And then there’s the small matter of the countries in which these matches are being played. Each of them has a domestic league of their own, and none of these leagues are quite as tiny as we might think. For the 2018/19 season, the best supported team in the Indonesian Liga 1 was Persija Jakarta, with an average home attendance of over 24,000, while the average attendance in the Indian Super League was over 13,000.

The Premier League would still need the permission of the home FAs to be able to play matches in these territories, and when we consider the forthcoming fight over a biennial World Cup, it seems unlikely that FIFA will agree either. It would be considered an act of sporting colonialism by the national associations and clubs into whose territories the Premier League would encroach.

The Premier League recently made a great play of pushing the Spurs vs Chelsea match as being ‘the world’s first net zero carbon’ match, but the fact that so little has been said since the match makes us wonder if that target was hit. But regardless, vast amounts of international travel for matches clashes with any green credentials that the League may be seeking to earn. It’s difficult to take Premier League claims of environmental concern that seriously when, in the week after this net zero carbon match, club representatives are gathered around a table talking about how they can travel around the world even more.

The question of what happens in this global showpiece when two of the Premier League’s ‘smaller’ names have to play each other also remains unanswered. It’s well-known that the vast majority of global interest in the Premier League centres on the biggest clubs. With all due respect to both of these clubs, Burnley vs Brighton seems unlikely to set pulses in Mumbai, Beijing or Rio de Janeiro racing that quickly. And it’s notable that, yet again, little consultation seems to have taken place with supporters groups, although this probably shouldn’t come as a surprise when we consider that no consultation took place when the Premier League was formed in 1992 or when the big six clubs signed up to the aborted European Super League.

The hubris of the Premier League means that this idea will keep resurfacing, for so long as clubs believe there’s a financial killing to be made. They will continue to claim it’s all about fans in foreign countries, even though we already know how little they care about the fans that go to matches in the this country. They care about brand-building and revenue growth to the exclusion of everything else, and we might reasonably presume that this sort of opportunity is one of the primary reasons these ‘investors’ became involved with English football clubs in the first place.

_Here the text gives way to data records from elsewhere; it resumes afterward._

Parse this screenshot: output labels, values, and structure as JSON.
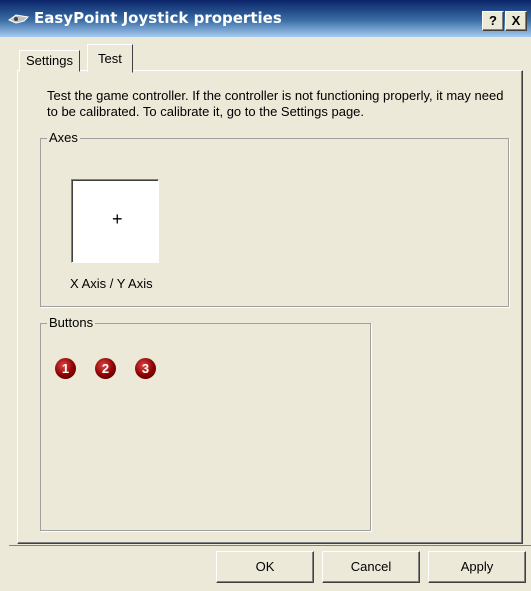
{
  "window": {
    "title": "EasyPoint Joystick properties",
    "help_label": "?",
    "close_label": "X",
    "titlebar_color": "#0a246a"
  },
  "tabs": [
    {
      "label": "Settings",
      "active": false
    },
    {
      "label": "Test",
      "active": true
    }
  ],
  "test_page": {
    "description": "Test the game controller.  If the controller is not functioning properly, it may need to be calibrated.  To calibrate it, go to the Settings page.",
    "axes": {
      "group_label": "Axes",
      "cursor_symbol": "+",
      "axis_label": "X Axis / Y Axis"
    },
    "buttons": {
      "group_label": "Buttons",
      "items": [
        "1",
        "2",
        "3"
      ],
      "indicator_color": "#8b0000"
    }
  },
  "dialog_buttons": {
    "ok": "OK",
    "cancel": "Cancel",
    "apply": "Apply"
  }
}
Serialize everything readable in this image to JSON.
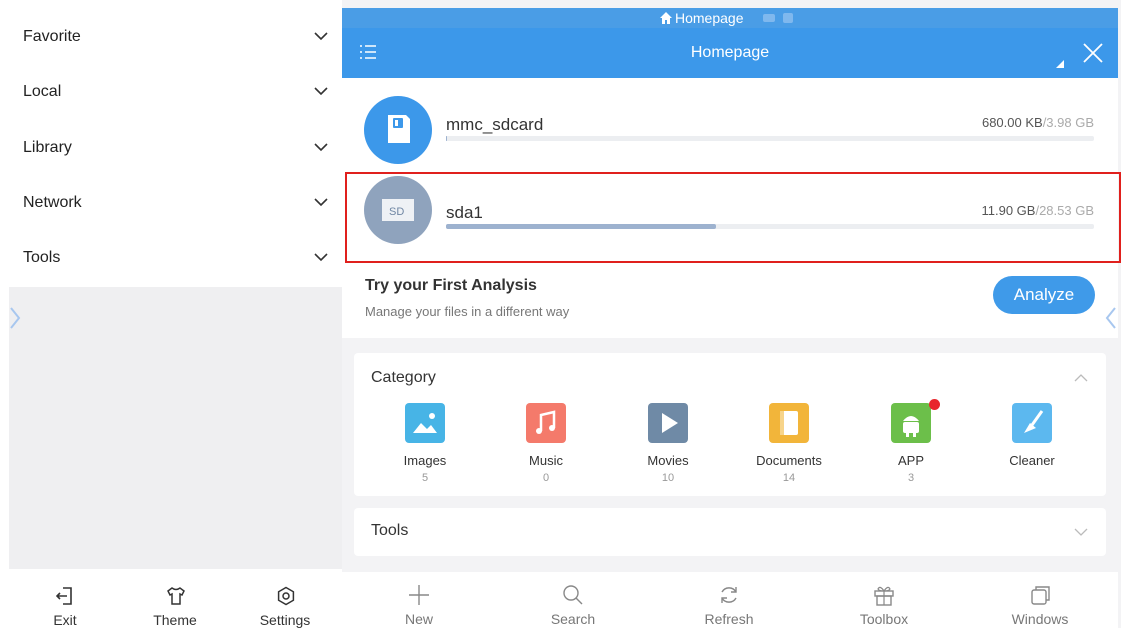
{
  "drawer": {
    "items": [
      {
        "label": "Favorite"
      },
      {
        "label": "Local"
      },
      {
        "label": "Library"
      },
      {
        "label": "Network"
      },
      {
        "label": "Tools"
      }
    ],
    "footer": [
      {
        "label": "Exit",
        "icon": "exit-icon"
      },
      {
        "label": "Theme",
        "icon": "shirt-icon"
      },
      {
        "label": "Settings",
        "icon": "gear-icon"
      }
    ]
  },
  "status_bar": {
    "title": "Homepage",
    "icon": "home-icon"
  },
  "app_bar": {
    "title": "Homepage",
    "menu_icon": "list-menu-icon",
    "close_icon": "close-icon"
  },
  "drives": [
    {
      "name": "mmc_sdcard",
      "used": "680.00 KB",
      "total": "/3.98 GB",
      "usage_fraction": 0.0002,
      "icon": "sdcard-icon",
      "color": "#3c98ea"
    },
    {
      "name": "sda1",
      "used": "11.90 GB",
      "total": "/28.53 GB",
      "usage_fraction": 0.417,
      "icon": "sd-chip-icon",
      "color": "#8fa3bd"
    }
  ],
  "analysis": {
    "title": "Try your First Analysis",
    "subtitle": "Manage your files in a different way",
    "button": "Analyze"
  },
  "category": {
    "title": "Category",
    "items": [
      {
        "label": "Images",
        "count": "5",
        "color": "#47b4e6",
        "icon": "image-icon"
      },
      {
        "label": "Music",
        "count": "0",
        "color": "#f47a6b",
        "icon": "music-icon"
      },
      {
        "label": "Movies",
        "count": "10",
        "color": "#6f8aa6",
        "icon": "play-icon"
      },
      {
        "label": "Documents",
        "count": "14",
        "color": "#f2b53a",
        "icon": "document-icon"
      },
      {
        "label": "APP",
        "count": "3",
        "color": "#6cbf4a",
        "icon": "android-icon"
      },
      {
        "label": "Cleaner",
        "count": "",
        "color": "#5cb8ef",
        "icon": "broom-icon"
      }
    ]
  },
  "tools": {
    "title": "Tools"
  },
  "toolbar": [
    {
      "label": "New",
      "icon": "plus-icon"
    },
    {
      "label": "Search",
      "icon": "search-icon"
    },
    {
      "label": "Refresh",
      "icon": "refresh-icon"
    },
    {
      "label": "Toolbox",
      "icon": "gift-icon"
    },
    {
      "label": "Windows",
      "icon": "windows-icon"
    }
  ],
  "colors": {
    "accent": "#3c98ea",
    "highlight": "#e0201d"
  }
}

If this was only pre-season, there would be little objection in this country, and the Premier League already knows that. But through Project Big Picture and the European Super League, we’ve already seen the extent to which these clubs cannot be trusted with the good of the game, so why should anybody trust them on this?